http://news.bbc.co.uk/2/hi/uk_news/england/oxfordshire/8136122.stm

I've been trying to imagine what it must have been like for Professor Christian Kay, now 69, and one of four co-editors. Professor Kay began working on this book in the late 1960s--when she was 27! Imagine spending so many years collecting words!

This book and the DARE Dictionary (the Dictionary of American Regional English - a book that shows where people use the words that are included) are both on my list of must-have books.

Reader Monday - What's Your Savvy?


For more reader savvies, click on the What's your savvy? label here on the blog. And check back weekly for Reader Savvy Mondays, where I post what real kids have to say about what their savvy know-how might be. Or to write to me what you imagine your savvy might be, click HERE to be directed to the Contact page of my website.

Saturday, July 4, 2009

Thursday, July 2, 2009

Word of the Week Thursday

Okay, admittedly, there is some debate online about the word I'm putting up this week, but I'm going to post it anyway because I like it as well as its reported (or purported) meaning... so this week's word is:

SCHLIMMBESSERUNG
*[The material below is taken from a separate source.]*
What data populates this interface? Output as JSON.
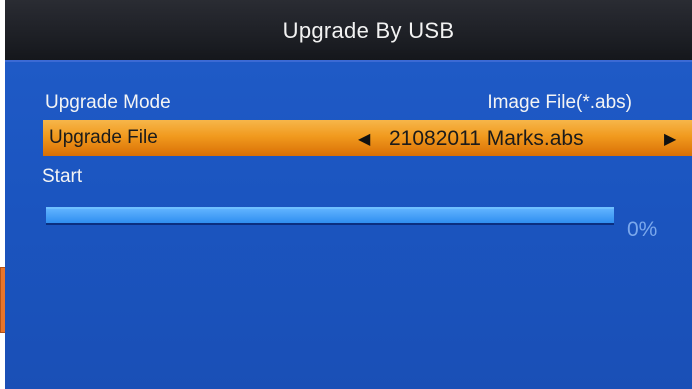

From German (Verschlimmbesserung? I'm not a German speaker, so for more insights into the word, try Googling it), meaning: "making something worse through an attempt to make things better." How often do we do this? I like knowing there's a word for such a moment.